Structural mechanisms of bone loss in iliac biopsies: comparison between rheumatoid arthritis and postmenopausal osteoporosis
- Cite this article as:
- Hanyu, T., Arai, K. & Takahashi, H. Rheumatology International (1999) 18: 193. doi:10.1007/s002960050084
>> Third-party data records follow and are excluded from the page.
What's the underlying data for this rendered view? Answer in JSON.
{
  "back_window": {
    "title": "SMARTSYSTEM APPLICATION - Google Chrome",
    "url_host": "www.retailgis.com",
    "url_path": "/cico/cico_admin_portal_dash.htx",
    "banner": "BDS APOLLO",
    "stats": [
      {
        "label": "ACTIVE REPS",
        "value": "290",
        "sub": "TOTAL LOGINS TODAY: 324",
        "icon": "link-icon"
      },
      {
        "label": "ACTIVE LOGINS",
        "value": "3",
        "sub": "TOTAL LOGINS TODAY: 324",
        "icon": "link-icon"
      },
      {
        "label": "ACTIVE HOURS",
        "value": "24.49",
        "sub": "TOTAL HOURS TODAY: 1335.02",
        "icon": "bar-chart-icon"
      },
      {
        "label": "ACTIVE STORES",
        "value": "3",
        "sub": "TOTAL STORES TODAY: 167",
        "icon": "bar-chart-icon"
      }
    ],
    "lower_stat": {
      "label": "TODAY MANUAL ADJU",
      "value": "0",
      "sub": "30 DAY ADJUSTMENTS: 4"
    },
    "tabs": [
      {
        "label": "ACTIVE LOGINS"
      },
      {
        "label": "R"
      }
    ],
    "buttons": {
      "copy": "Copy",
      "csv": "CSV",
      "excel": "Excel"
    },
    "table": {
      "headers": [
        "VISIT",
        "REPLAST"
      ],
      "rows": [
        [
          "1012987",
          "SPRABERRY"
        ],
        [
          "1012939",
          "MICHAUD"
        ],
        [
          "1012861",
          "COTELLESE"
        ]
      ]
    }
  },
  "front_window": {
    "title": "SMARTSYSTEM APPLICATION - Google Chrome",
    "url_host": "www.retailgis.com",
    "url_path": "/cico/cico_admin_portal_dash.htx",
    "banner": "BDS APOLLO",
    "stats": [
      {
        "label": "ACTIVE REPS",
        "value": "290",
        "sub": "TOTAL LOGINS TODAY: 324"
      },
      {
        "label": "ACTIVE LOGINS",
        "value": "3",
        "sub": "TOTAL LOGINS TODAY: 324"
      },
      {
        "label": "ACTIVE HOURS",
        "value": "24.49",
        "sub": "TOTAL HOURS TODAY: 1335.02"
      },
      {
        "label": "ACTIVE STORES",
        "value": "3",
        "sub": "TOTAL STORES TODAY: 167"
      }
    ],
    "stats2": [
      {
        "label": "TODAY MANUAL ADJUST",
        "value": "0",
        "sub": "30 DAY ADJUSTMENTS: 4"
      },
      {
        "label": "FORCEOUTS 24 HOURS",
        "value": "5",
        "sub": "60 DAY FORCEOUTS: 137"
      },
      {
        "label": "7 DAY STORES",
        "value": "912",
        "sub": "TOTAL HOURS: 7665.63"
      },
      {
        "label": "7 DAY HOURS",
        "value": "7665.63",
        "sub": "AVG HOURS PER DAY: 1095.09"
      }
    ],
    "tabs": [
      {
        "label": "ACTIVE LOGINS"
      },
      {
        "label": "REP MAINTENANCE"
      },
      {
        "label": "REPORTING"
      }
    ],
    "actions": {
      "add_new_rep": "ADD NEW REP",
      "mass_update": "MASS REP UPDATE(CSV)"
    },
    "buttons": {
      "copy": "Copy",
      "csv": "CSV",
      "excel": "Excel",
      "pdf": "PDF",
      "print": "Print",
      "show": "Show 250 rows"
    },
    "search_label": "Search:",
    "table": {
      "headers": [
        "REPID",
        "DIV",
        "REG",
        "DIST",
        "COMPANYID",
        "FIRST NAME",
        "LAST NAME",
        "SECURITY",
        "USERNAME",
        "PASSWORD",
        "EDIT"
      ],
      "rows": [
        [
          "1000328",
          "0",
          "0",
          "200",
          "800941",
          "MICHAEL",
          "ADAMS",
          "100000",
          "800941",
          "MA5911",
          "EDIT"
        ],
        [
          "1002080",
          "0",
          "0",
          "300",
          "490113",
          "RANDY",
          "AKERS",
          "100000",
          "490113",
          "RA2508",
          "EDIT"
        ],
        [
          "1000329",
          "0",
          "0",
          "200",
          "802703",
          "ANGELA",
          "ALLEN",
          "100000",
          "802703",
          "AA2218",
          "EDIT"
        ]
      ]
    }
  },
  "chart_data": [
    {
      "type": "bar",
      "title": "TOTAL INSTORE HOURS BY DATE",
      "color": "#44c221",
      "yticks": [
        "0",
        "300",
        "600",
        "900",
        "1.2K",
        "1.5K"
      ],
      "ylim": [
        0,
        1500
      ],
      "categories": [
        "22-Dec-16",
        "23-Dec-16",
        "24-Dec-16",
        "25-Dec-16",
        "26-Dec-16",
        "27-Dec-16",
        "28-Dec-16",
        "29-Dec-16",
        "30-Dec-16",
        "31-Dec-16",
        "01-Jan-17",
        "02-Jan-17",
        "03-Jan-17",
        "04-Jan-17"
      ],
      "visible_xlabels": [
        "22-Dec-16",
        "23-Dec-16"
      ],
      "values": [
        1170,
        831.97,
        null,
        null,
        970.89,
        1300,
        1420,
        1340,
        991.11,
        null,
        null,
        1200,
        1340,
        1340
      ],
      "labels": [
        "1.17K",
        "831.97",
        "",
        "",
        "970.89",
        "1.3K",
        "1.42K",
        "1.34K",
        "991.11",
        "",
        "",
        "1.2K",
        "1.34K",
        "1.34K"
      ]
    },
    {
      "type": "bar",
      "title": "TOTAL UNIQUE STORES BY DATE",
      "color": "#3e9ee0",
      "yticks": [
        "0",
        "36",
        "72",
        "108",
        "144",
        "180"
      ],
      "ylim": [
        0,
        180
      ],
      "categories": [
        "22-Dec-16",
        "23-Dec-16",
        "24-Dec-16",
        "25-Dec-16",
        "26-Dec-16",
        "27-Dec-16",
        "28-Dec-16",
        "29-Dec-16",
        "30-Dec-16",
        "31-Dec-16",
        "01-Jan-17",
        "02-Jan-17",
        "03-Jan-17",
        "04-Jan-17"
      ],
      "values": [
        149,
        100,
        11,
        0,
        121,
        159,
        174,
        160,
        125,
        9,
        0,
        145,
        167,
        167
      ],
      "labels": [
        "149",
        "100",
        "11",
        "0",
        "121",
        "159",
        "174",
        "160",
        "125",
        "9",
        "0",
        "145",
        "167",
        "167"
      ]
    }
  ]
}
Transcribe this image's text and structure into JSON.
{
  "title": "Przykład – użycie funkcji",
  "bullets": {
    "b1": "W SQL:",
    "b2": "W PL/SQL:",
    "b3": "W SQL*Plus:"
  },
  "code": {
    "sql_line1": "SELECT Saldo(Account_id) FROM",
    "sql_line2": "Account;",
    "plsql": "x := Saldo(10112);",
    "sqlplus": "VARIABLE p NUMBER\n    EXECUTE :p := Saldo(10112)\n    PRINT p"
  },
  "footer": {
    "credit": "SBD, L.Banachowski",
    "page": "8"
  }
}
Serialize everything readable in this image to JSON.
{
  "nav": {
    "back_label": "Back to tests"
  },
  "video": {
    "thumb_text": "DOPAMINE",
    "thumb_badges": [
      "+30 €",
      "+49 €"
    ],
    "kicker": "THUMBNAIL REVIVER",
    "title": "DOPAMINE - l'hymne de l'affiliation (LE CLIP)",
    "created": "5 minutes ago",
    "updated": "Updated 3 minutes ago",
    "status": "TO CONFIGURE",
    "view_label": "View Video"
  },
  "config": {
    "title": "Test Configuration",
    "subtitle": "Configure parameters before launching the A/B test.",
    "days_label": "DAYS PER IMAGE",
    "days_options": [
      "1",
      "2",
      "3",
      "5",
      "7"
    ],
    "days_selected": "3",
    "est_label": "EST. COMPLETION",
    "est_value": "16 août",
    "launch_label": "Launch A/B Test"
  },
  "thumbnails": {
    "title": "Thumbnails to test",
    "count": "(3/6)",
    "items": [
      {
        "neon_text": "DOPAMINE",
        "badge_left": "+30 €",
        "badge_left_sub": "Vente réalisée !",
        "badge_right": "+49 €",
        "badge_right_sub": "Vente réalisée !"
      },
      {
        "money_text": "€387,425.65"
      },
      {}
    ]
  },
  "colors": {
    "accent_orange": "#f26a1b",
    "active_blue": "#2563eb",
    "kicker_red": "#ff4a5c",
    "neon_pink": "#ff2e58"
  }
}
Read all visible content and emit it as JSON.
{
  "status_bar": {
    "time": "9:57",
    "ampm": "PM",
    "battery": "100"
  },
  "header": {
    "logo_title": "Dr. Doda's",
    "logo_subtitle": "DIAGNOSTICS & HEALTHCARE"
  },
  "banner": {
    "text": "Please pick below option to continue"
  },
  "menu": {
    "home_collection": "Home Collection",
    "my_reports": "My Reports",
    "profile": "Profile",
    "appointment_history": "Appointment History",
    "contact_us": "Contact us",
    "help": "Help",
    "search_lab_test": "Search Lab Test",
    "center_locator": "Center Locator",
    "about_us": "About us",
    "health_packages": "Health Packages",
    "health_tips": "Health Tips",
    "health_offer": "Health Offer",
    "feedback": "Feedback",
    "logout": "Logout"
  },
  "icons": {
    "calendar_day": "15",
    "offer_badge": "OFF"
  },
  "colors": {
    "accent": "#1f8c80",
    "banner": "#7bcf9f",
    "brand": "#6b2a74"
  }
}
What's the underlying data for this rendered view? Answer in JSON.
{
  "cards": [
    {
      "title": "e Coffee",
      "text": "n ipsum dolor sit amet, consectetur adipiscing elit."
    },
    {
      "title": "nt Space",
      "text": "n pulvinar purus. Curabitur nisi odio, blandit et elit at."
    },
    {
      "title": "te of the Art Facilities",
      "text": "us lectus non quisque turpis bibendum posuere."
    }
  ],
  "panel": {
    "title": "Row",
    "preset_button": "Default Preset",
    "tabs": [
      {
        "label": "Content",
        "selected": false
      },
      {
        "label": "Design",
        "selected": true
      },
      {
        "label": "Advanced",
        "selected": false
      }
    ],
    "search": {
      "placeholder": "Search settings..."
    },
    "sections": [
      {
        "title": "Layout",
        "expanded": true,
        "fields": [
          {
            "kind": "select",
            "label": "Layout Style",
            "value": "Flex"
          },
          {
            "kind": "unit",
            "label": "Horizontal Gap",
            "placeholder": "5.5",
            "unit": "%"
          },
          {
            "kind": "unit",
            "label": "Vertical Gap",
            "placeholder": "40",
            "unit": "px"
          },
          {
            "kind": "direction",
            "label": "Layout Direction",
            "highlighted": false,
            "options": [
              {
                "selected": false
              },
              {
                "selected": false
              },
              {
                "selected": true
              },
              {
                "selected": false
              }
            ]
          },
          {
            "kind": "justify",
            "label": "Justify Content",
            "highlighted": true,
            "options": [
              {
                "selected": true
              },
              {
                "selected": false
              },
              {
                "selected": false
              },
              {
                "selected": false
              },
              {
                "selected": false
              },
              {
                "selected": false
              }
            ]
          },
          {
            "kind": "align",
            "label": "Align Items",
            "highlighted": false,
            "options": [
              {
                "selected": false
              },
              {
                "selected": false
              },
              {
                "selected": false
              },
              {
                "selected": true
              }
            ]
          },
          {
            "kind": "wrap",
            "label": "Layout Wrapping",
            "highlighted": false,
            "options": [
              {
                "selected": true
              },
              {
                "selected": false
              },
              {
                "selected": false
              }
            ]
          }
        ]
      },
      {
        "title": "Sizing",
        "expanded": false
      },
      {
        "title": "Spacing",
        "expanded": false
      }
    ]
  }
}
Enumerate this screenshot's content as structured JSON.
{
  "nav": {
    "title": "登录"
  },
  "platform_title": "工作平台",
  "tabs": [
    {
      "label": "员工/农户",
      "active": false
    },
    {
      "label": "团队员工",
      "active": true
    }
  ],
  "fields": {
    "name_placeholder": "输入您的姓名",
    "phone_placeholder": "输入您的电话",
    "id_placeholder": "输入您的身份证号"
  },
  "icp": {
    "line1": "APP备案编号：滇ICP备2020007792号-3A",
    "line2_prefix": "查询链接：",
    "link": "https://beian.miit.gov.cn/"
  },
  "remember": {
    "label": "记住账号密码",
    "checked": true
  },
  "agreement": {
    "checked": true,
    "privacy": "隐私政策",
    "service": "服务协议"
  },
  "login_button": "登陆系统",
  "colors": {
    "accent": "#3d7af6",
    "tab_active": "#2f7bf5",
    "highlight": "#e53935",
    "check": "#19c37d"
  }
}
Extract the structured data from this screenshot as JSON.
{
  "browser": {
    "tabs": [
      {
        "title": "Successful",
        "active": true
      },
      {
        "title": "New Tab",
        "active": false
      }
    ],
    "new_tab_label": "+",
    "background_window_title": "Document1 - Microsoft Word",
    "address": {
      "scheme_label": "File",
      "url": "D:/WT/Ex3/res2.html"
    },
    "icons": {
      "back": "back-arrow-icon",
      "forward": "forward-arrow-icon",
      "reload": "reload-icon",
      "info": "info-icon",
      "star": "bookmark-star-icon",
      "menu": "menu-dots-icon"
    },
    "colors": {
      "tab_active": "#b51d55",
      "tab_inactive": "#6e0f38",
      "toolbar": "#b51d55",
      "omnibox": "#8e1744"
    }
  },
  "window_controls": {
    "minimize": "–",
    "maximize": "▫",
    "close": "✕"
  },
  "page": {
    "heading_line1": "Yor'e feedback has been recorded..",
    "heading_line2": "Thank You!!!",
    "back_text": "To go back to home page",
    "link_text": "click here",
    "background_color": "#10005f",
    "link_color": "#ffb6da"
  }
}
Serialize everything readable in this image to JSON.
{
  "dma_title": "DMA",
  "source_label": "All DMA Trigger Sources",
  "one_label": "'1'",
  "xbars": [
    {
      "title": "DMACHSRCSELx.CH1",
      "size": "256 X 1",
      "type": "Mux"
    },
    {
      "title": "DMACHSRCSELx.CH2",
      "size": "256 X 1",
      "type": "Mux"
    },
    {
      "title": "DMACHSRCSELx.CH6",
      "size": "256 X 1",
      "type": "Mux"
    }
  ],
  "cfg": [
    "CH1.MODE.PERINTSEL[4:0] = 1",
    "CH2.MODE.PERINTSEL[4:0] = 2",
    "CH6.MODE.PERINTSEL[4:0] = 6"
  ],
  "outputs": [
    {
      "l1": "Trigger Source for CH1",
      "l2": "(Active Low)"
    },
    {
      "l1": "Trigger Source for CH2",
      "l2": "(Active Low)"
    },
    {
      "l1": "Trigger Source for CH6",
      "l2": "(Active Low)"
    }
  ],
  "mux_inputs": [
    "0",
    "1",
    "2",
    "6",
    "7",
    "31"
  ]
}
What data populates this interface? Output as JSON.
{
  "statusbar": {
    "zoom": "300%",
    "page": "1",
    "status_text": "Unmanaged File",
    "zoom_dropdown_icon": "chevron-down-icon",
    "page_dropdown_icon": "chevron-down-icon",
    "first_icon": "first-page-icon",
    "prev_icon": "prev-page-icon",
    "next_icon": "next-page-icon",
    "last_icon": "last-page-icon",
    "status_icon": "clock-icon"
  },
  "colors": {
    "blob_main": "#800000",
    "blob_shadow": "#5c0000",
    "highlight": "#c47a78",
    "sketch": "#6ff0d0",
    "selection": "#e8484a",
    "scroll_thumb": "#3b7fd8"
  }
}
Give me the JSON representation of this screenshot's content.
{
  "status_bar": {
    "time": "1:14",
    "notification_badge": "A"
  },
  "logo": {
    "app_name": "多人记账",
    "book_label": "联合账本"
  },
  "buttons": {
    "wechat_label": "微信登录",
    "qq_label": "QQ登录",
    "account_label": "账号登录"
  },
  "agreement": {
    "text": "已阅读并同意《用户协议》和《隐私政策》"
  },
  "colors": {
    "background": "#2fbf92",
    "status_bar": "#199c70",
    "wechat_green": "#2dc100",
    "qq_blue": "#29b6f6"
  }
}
To assess the mechanisms that cause generalized osteoporosis in rheumatoid arthritis (RA), 40 postmenopausal women with RA (46–74 years) and 40 age-matched controls with osteopenia underwent iliac bone biopsies. A structural analysis of histomorphometry and two-dimensional strut analysis were performed As compared to those with primary osteoporosis, there were a few unique characteristics in those with RA. Trabecular thickness and wall thickness declined with age, and this decline was especially accelerated by glucocorticoids. Decreased connectivity of the trabecular (Nd.Nd) was more prominent than the disappearance of the nodes. The connectivity of cortical bone to the nodes (Ct.Nd) and cortical thickness significantly decreased with age. With glucocorticoid therapy, the disappearance of the nodes was accelerated. In the case of vertebral compression fractures, the parameters of Nd.Nd and Ct.Nd significantly decreased. Although a bone biopsy is needed to analyze strut, this method is useful to evaluate the quality or intensity of the bone.